Exploring the room, in hopes of an escape – you find no gaps in the concrete walls, no other buttons, no openings of any kind. Nothing. Trembling, you decide that the only thing to do is to press the button.

Bright white light flashes in front of your eyes, followed by a sensation of weightlessness. Suddenly, a deep voice announces:

“The World has been re-set. Please provide input parameters and societal norms for the new World.”

What would you do if you could re-start the societal norms of today? What elements would you focus on?

Perhaps you would be curious to see how a society would function if we did not develop the monetary system? Maybe, in your society – there would not be any countries, but small independent encampments, that are part of villages that are in turn a part of the larger world government that sets the global rules? Perhaps, there would not be a standard legal system, but a set of principles that would govern every decision?
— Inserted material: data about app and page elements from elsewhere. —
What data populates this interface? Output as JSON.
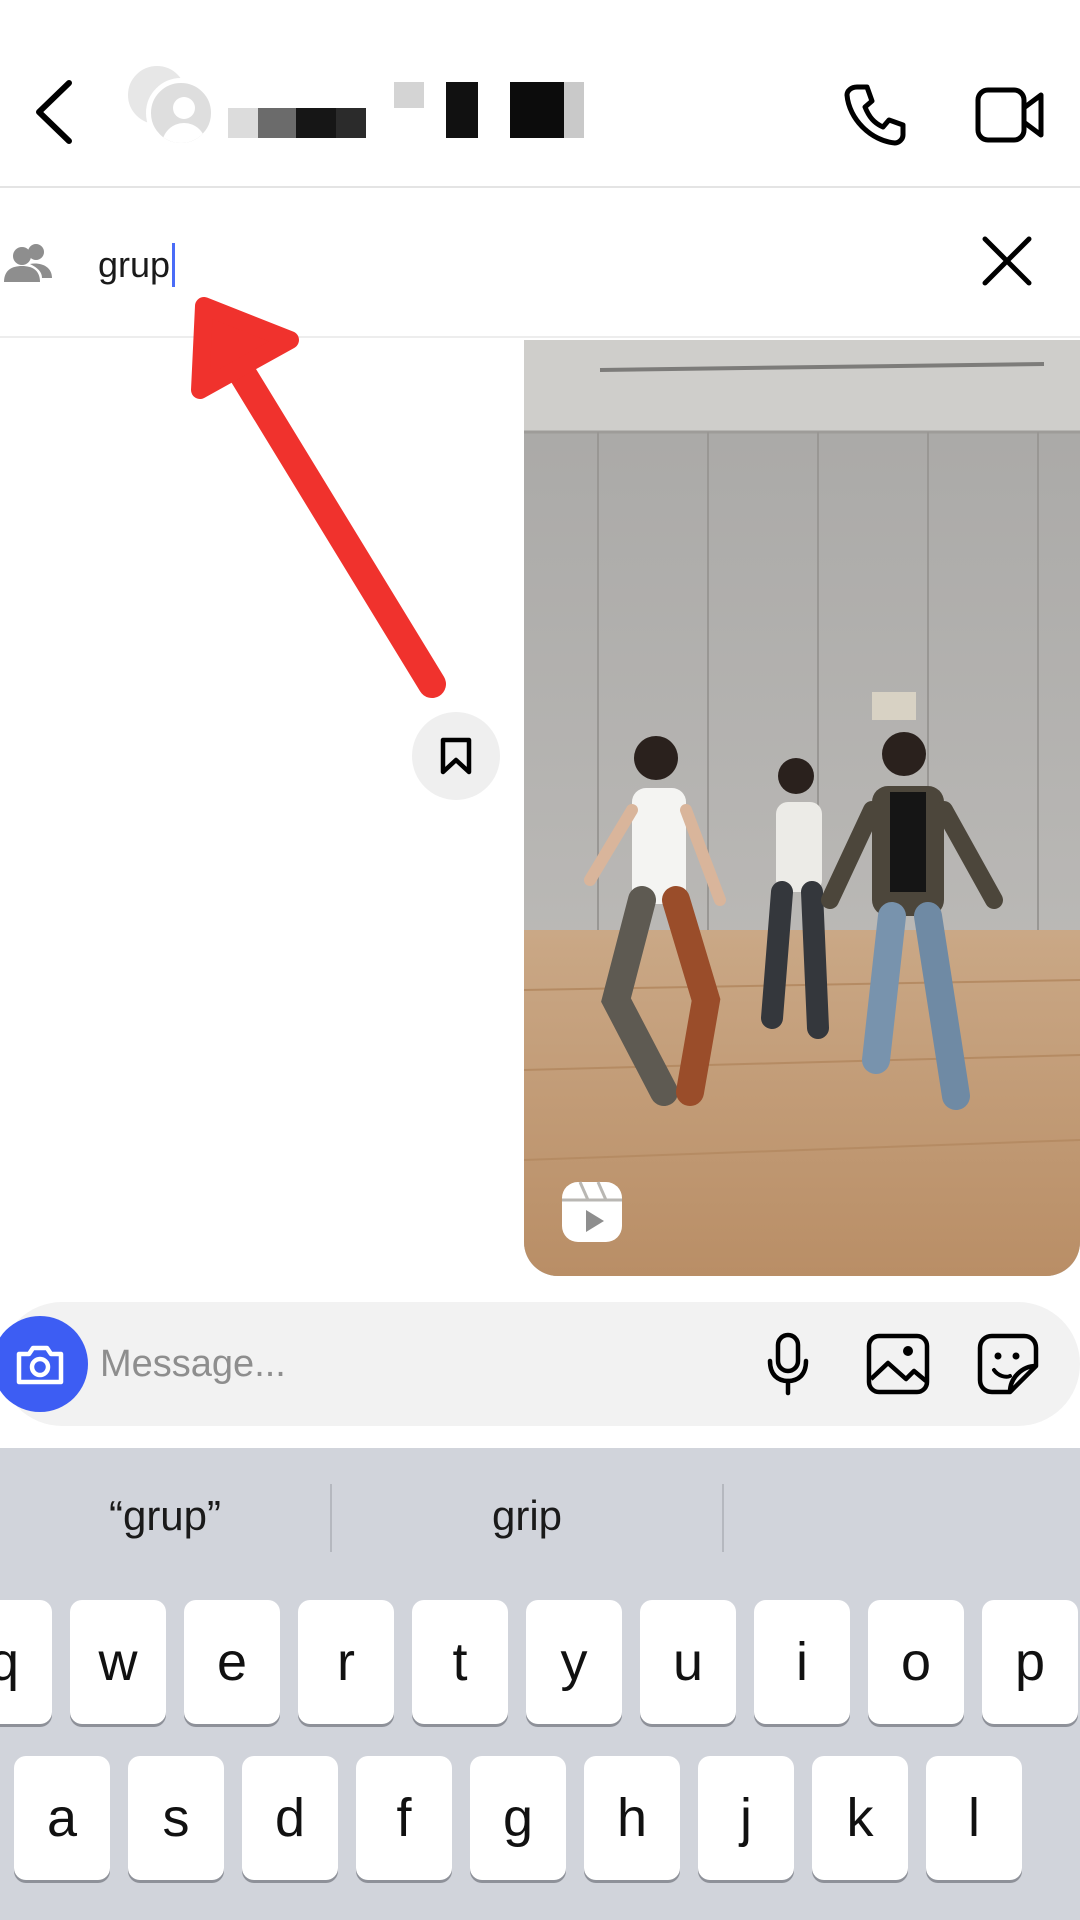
{
  "header": {
    "back_icon": "chevron-left-icon",
    "call_icon": "phone-icon",
    "video_icon": "video-camera-icon"
  },
  "group_bar": {
    "icon": "group-icon",
    "value": "grup",
    "close_icon": "close-icon"
  },
  "chat": {
    "save_icon": "bookmark-icon",
    "reel_icon": "reels-icon"
  },
  "composer": {
    "placeholder": "Message...",
    "camera_icon": "camera-icon",
    "mic_icon": "microphone-icon",
    "gallery_icon": "image-icon",
    "sticker_icon": "sticker-icon",
    "accent": "#3d5df3"
  },
  "keyboard": {
    "suggestions": [
      "“grup”",
      "grip",
      ""
    ],
    "row1": [
      "q",
      "w",
      "e",
      "r",
      "t",
      "y",
      "u",
      "i",
      "o",
      "p"
    ],
    "row2": [
      "a",
      "s",
      "d",
      "f",
      "g",
      "h",
      "j",
      "k",
      "l"
    ]
  },
  "annotation": {
    "arrow_color": "#f0322d"
  }
}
Unfortunately, there is no magic button that we can press, there is no way to completely re-start what we have created. This is it, and we must find ways on how to make it better. Yet, what is better? How can we be sure that removing all laws would not cause chaos in our society? If you remove capitalism, can you provide the World with a better system?
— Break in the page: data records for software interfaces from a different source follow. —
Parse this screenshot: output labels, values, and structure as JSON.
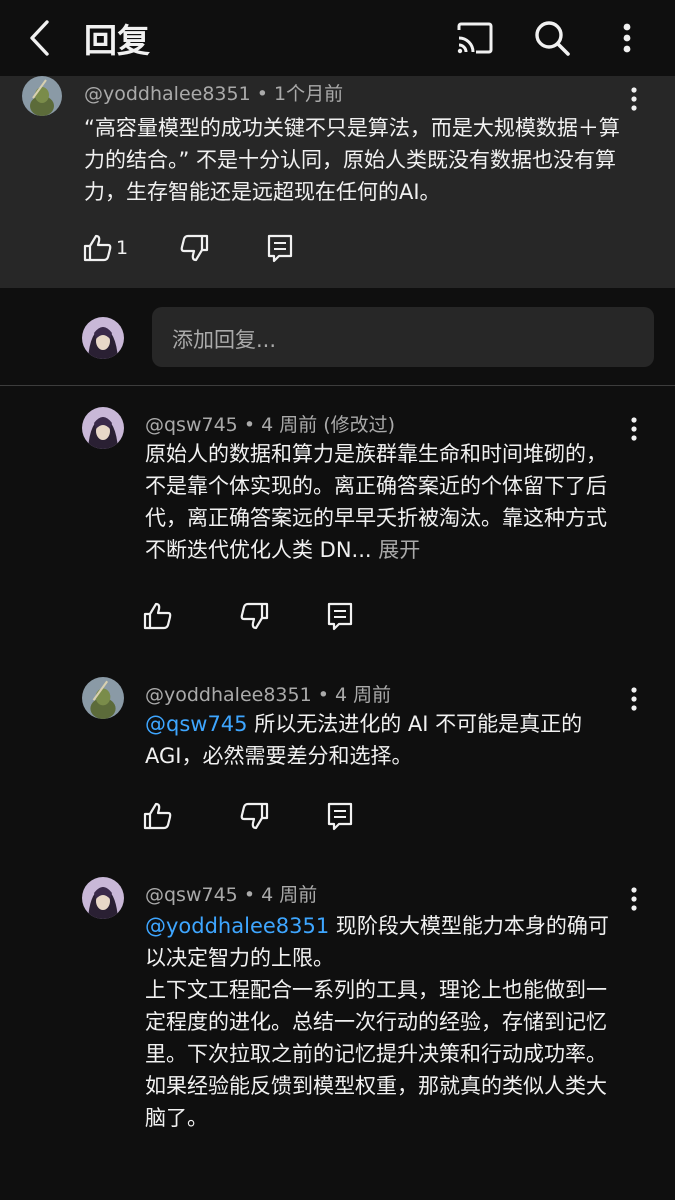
{
  "header": {
    "title": "回复",
    "icons": [
      "back-arrow-icon",
      "cast-icon",
      "search-icon",
      "more-vert-icon"
    ]
  },
  "parent_comment": {
    "author": "@yoddhalee8351",
    "time": "1个月前",
    "text": "“高容量模型的成功关键不只是算法，而是大规模数据＋算力的结合。” 不是十分认同，原始人类既没有数据也没有算力，生存智能还是远超现在任何的AI。",
    "likes": "1"
  },
  "add_reply": {
    "placeholder": "添加回复..."
  },
  "replies": [
    {
      "author": "@qsw745",
      "time": "4 周前 (修改过)",
      "text": "原始人的数据和算力是族群靠生命和时间堆砌的，不是靠个体实现的。离正确答案近的个体留下了后代，离正确答案远的早早夭折被淘汰。靠这种方式不断迭代优化人类 DN...",
      "expand": "展开"
    },
    {
      "author": "@yoddhalee8351",
      "time": "4 周前",
      "mention": "@qsw745",
      "text": " 所以无法进化的 AI 不可能是真正的 AGI，必然需要差分和选择。"
    },
    {
      "author": "@qsw745",
      "time": "4 周前",
      "mention": "@yoddhalee8351",
      "text": " 现阶段大模型能力本身的确可以决定智力的上限。\n上下文工程配合一系列的工具，理论上也能做到一定程度的进化。总结一次行动的经验，存储到记忆里。下次拉取之前的记忆提升决策和行动成功率。\n如果经验能反馈到模型权重，那就真的类似人类大脑了。"
    }
  ],
  "separator": "•",
  "colors": {
    "background": "#0f0f0f",
    "highlight": "#272727",
    "mention": "#3ea6ff",
    "secondary_text": "#aaaaaa"
  }
}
One way to test this is to run experiments and to create temporary societies with varying rule sets, to both experience and analyze different ways of organizing ourselves. In essence, this is what the “Burning Man” event does, except the rules are pretty much the same each year.
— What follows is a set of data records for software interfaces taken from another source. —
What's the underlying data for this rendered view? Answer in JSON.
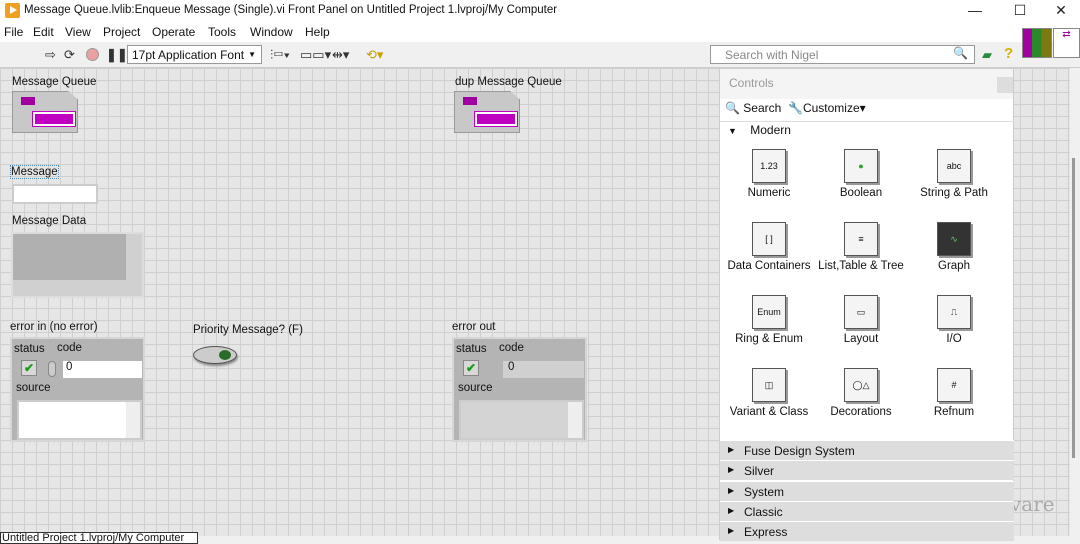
{
  "window": {
    "title": "Message Queue.lvlib:Enqueue Message (Single).vi Front Panel on Untitled Project 1.lvproj/My Computer",
    "minimize": "—",
    "maximize": "☐",
    "close": "✕"
  },
  "menu": [
    "File",
    "Edit",
    "View",
    "Project",
    "Operate",
    "Tools",
    "Window",
    "Help"
  ],
  "toolbar": {
    "font": "17pt Application Font",
    "search_placeholder": "Search with Nigel"
  },
  "panel": {
    "message_queue": "Message Queue",
    "dup_message_queue": "dup Message Queue",
    "message": "Message",
    "message_data": "Message Data",
    "error_in": {
      "label": "error in (no error)",
      "status": "status",
      "code": "code",
      "code_value": "0",
      "source": "source"
    },
    "priority": "Priority Message? (F)",
    "error_out": {
      "label": "error out",
      "status": "status",
      "code": "code",
      "code_value": "0",
      "source": "source"
    }
  },
  "palette": {
    "title": "Controls",
    "search": "Search",
    "customize": "Customize▾",
    "modern": "Modern",
    "items": [
      {
        "label": "Numeric",
        "icon": "1.23"
      },
      {
        "label": "Boolean",
        "icon": "●"
      },
      {
        "label": "String & Path",
        "icon": "abc"
      },
      {
        "label": "Data Containers",
        "icon": "[ ]"
      },
      {
        "label": "List,Table & Tree",
        "icon": "≡"
      },
      {
        "label": "Graph",
        "icon": "∿"
      },
      {
        "label": "Ring & Enum",
        "icon": "Enum"
      },
      {
        "label": "Layout",
        "icon": "▭"
      },
      {
        "label": "I/O",
        "icon": "⎍"
      },
      {
        "label": "Variant & Class",
        "icon": "◫"
      },
      {
        "label": "Decorations",
        "icon": "◯△"
      },
      {
        "label": "Refnum",
        "icon": "#"
      }
    ],
    "categories": [
      "Fuse Design System",
      "Silver",
      "System",
      "Classic",
      "Express"
    ]
  },
  "watermark": "vare",
  "statusbar": "Untitled Project 1.lvproj/My Computer"
}
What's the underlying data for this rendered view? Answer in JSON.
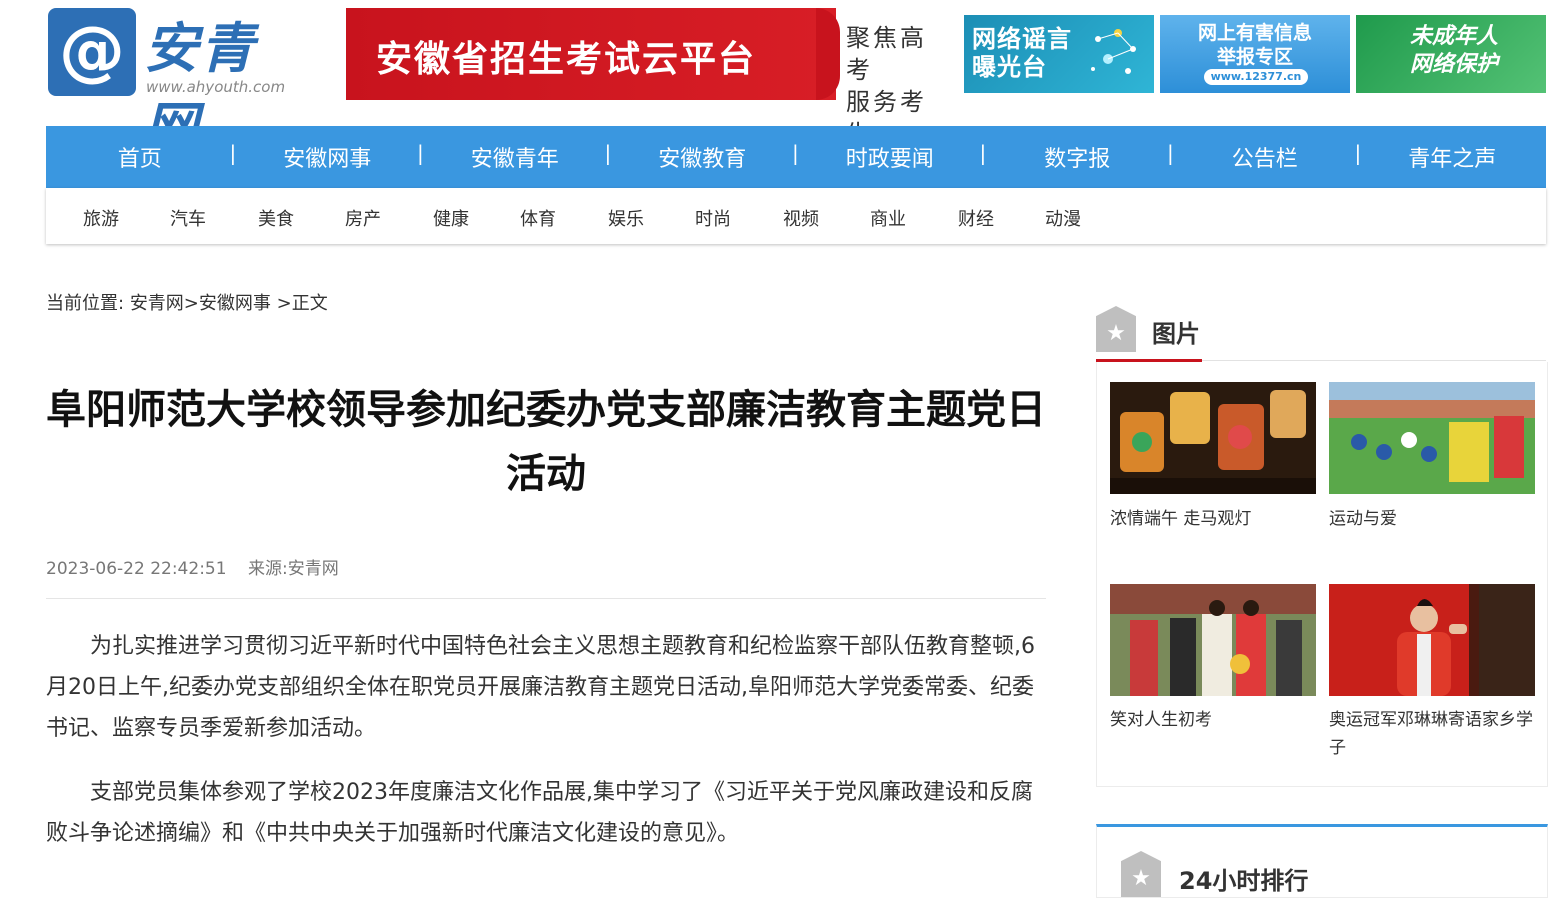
{
  "header": {
    "logo_symbol": "@",
    "logo_name": "安青网",
    "logo_url": "www.ahyouth.com",
    "banner_title": "安徽省招生考试云平台",
    "banner_side_1": "聚焦高考",
    "banner_side_2": "服务考生",
    "ads": [
      {
        "line1": "网络谣言",
        "line2": "曝光台"
      },
      {
        "line1": "网上有害信息",
        "line2": "举报专区",
        "url": "www.12377.cn"
      },
      {
        "line1": "未成年人",
        "line2": "网络保护"
      }
    ]
  },
  "nav": {
    "items": [
      "首页",
      "安徽网事",
      "安徽青年",
      "安徽教育",
      "时政要闻",
      "数字报",
      "公告栏",
      "青年之声"
    ],
    "sub_items": [
      "旅游",
      "汽车",
      "美食",
      "房产",
      "健康",
      "体育",
      "娱乐",
      "时尚",
      "视频",
      "商业",
      "财经",
      "动漫"
    ]
  },
  "breadcrumb": {
    "prefix": "当前位置:",
    "path": "安青网>安徽网事 >正文"
  },
  "article": {
    "title": "阜阳师范大学校领导参加纪委办党支部廉洁教育主题党日活动",
    "date": "2023-06-22 22:42:51",
    "source": "来源:安青网",
    "paragraphs": [
      "为扎实推进学习贯彻习近平新时代中国特色社会主义思想主题教育和纪检监察干部队伍教育整顿,6月20日上午,纪委办党支部组织全体在职党员开展廉洁教育主题党日活动,阜阳师范大学党委常委、纪委书记、监察专员季爱新参加活动。",
      "支部党员集体参观了学校2023年度廉洁文化作品展,集中学习了《习近平关于党风廉政建设和反腐败斗争论述摘编》和《中共中央关于加强新时代廉洁文化建设的意见》。"
    ]
  },
  "sidebar": {
    "pictures_title": "图片",
    "badge_icon": "★",
    "pictures": [
      {
        "caption": "浓情端午 走马观灯"
      },
      {
        "caption": "运动与爱"
      },
      {
        "caption": "笑对人生初考"
      },
      {
        "caption": "奥运冠军邓琳琳寄语家乡学子"
      }
    ],
    "ranking_title": "24小时排行"
  },
  "colors": {
    "nav_blue": "#3a97e0",
    "logo_blue": "#2d6fb5",
    "banner_red": "#c8131d"
  }
}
Burning Man, for me, is not about the parties, music sets, orgies or even the fabulous art that finds its way to the Black Rock City each year. For me, it is an attempt to create a different society and to see how the World would be like if we just did things differently.

This particular attempt removes money, puts us in the desert, is run by ten principles, is decentralized, and relies on everyone taking an active part in society.

When you arrive at Black Rock City, it is akin to being teleported to a different planet, with a diverse society (many Star Trek episodes come to mind). What you used to rely upon in the “normal world” your masks, your social conditioning, your ideas of yourself and other people – simply do not work there.

Thus, many are forced to look within and to rediscover themselves and their life. The event forces you to question society, to look towards art, to see where we have gone astray, and where we could do better.

It is a simulation, but an actual, physical, real-life simulation of a different society. That is not to say that Burning Man way of life could be sustainable if done at large scale, that is not to say that all the principles are perfect, and I am definitely not claiming that Burning Man is a “better” society.

However, it has definitely helped me to look at our own World anew. From last years event, I have learned to take better care of the environment, to pursue artistic expression in myself, to start asking the difficult questions of life, and to be much more faithful to myself.

Burning Man is not what the media portrays. It is not about the parties, the orgies, the music sets, the rich get-aways, the dust, and not even the art. Sure, all of those things exist in this imaginary society, but it is the combination of all the elements that create a unique atmosphere that is so hard to put into words.

That is why I have penciled it into my calendar for the next ten years, because only by going to “other worlds,” can we make a difference in this one. Find them.